And when those many dollar signs are involved, you can expect that the studio will want to protect its investment by making it as palatable to as many potential viewers as possible. Problem is, Aronofsky isn’t playing along.
According to reports from THR, the studio recently hosted test screenings to make sure that the heavily effects driven, $130 million film would go down well enough with cinemagoers – particularly religious cinemagoers, based on its subject matter – to be able to recoup its cost. Those screenings were broken down into three very specific focus groups, namely a largely Christian audience in Arizona, a largely Jewish audience in New York, and then a “general public” audience in Orange County.
Unfortunately, multiple sources indicate that despite the usual box-office bait all-star cast of Russell Crowe (as the titular Biblical character), Jennifer Connelly, Anthony Hopkins, Emma Watson, Ray Winstone and others, all the screenings produced “worrisome results”. Maybe it was the 11-foot tall angel-like beings known as Watchers, or the fully digitally rendered fantastical, made-up animals that threw audiences for a loop?
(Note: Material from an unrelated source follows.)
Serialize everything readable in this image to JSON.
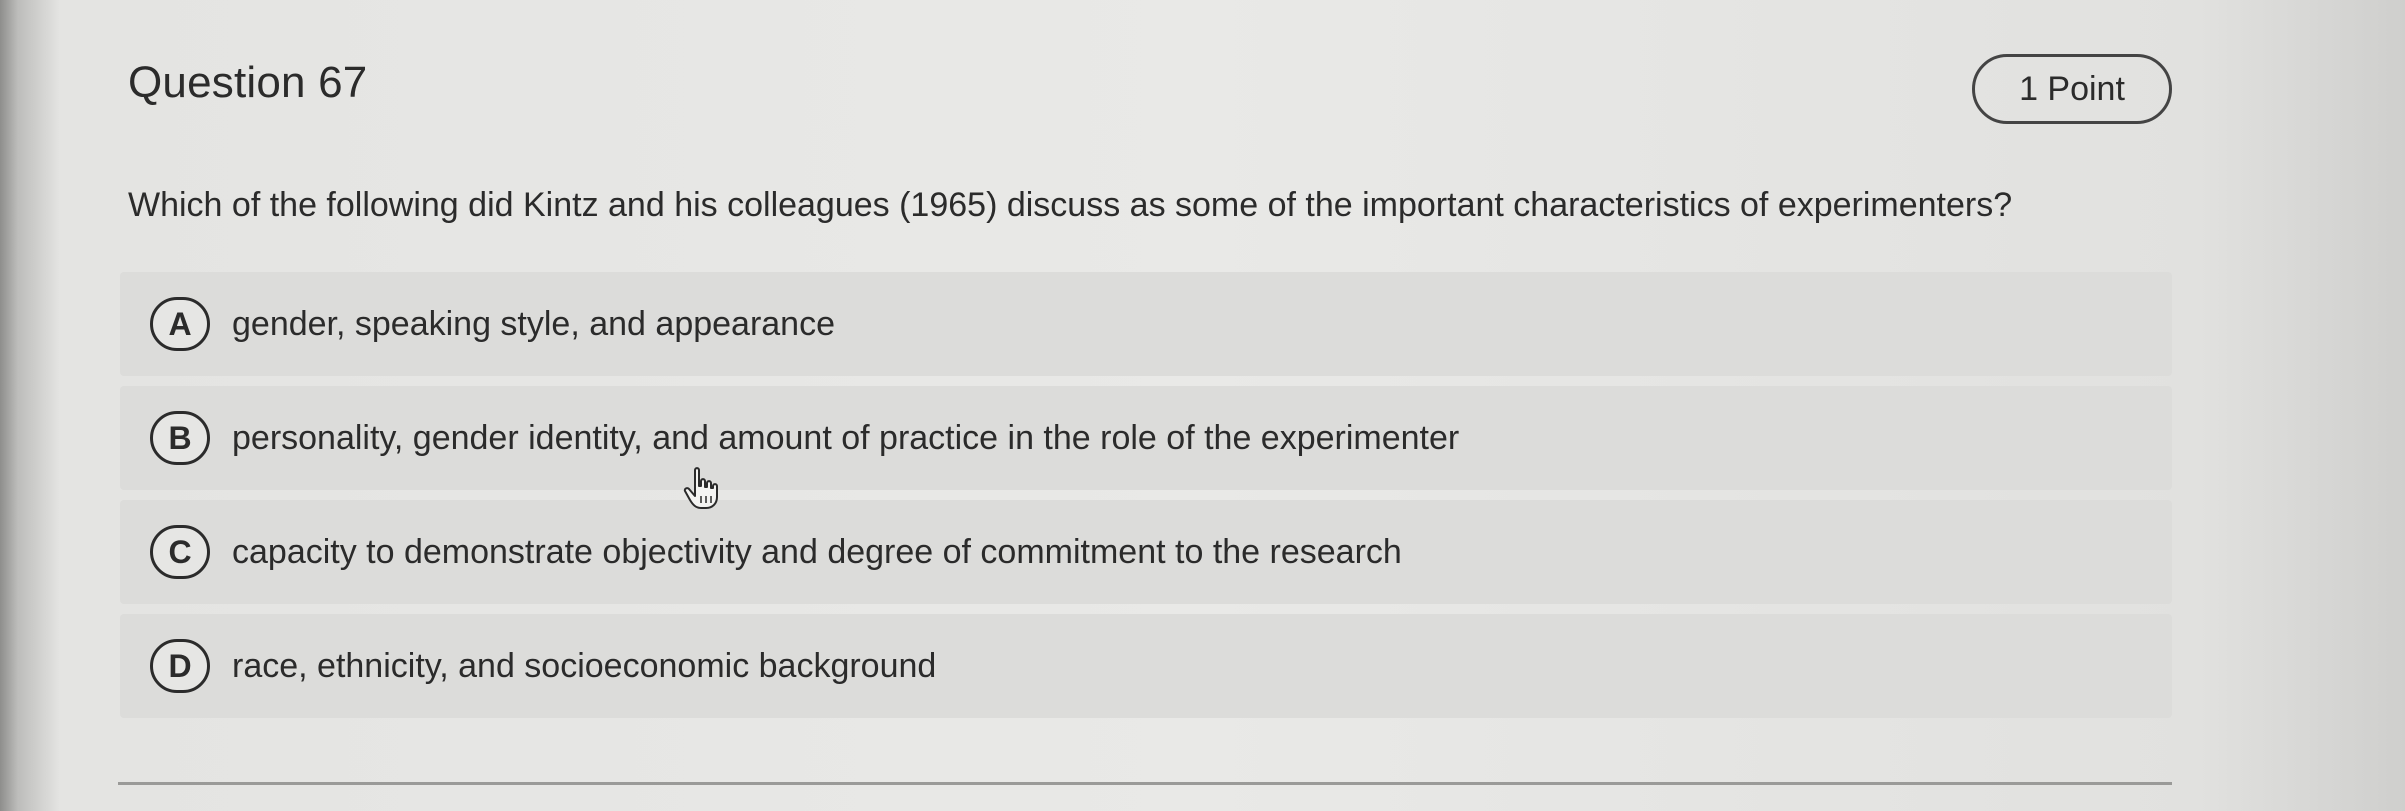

Whether it was Aronofsky’s not-quite Sunday School approach to the tale – apparently the film features a third act that’s different from the traditionally, not quite exciting conclusion of Noah and his family just surviving the flood and finding land – or something else entirely that’s putting audiences off it, the fact remains that Paramount drastically want some changes made.
And Aronofsky, is apparently just ignoring all the screams and pleas coming his way. According to one source with ties to the project, “Darren is not made for studio films. He’s very dismissive. He doesn’t care about [Paramount’s] opinion.”
Writer Brian Godawa hasn’t seen the current cut of the film, but he managed to get hold of the script last year, and posted his thoughts on it, saying that Noah will be “an uninteresting and unbiblical waste of a hundred and fifty million dollars that will ruin for decades the possibility of making a really great and entertaining movie of this Bible hero.”
Paramount Vice Chairman Rob Moore is a bit more optimistic about it, saying that despite the current tussle between Aronofsky and the studio, the film is just going through a “normal review process” and that the final cut will simply be “one version of the movie that Darren is overseeing.” He added that he knew that Aronofsky “definitely wants some level of independence, [but] he also wants a hit movie.”
With that in mind the studio expected some complications, which is why they “allowed for a very long postproduction period, which allowed for a lot of test screenings,” and the “bottom line” is that “[they’re] getting to a very good place, and [they’re] getting there with Darren.”
Now it’s just left to find out if audiences will join them as well. We’ll find that out when Noah sets sail in cinemas on March 28, 2014.
Last Updated: October 18, 2013